───── RECORDS PROVIDED ─────

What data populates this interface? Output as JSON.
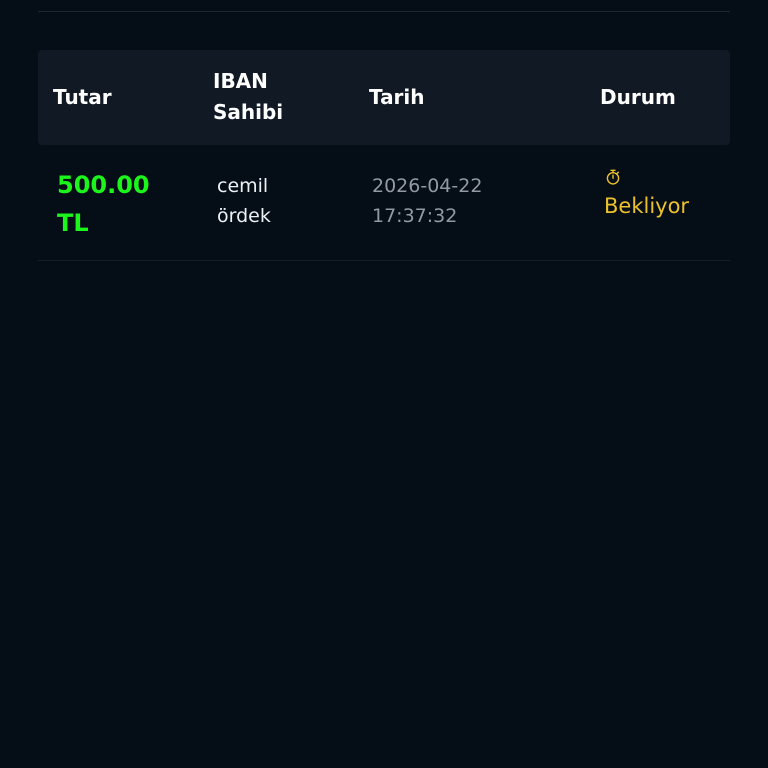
{
  "table": {
    "headers": {
      "amount": "Tutar",
      "iban_owner": "IBAN Sahibi",
      "date": "Tarih",
      "status": "Durum"
    },
    "rows": [
      {
        "amount": "500.00 TL",
        "iban_owner": "cemil ördek",
        "date": "2026-04-22 17:37:32",
        "status": "Bekliyor",
        "status_icon": "stopwatch-icon"
      }
    ]
  },
  "colors": {
    "background": "#050d17",
    "header_background": "#111925",
    "amount": "#1cf51c",
    "status_pending": "#ecc22c",
    "date_text": "#9299a3"
  }
}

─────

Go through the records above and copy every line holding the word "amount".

      "amount": "Tutar",
        "amount": "500.00 TL",
    "amount": "#1cf51c",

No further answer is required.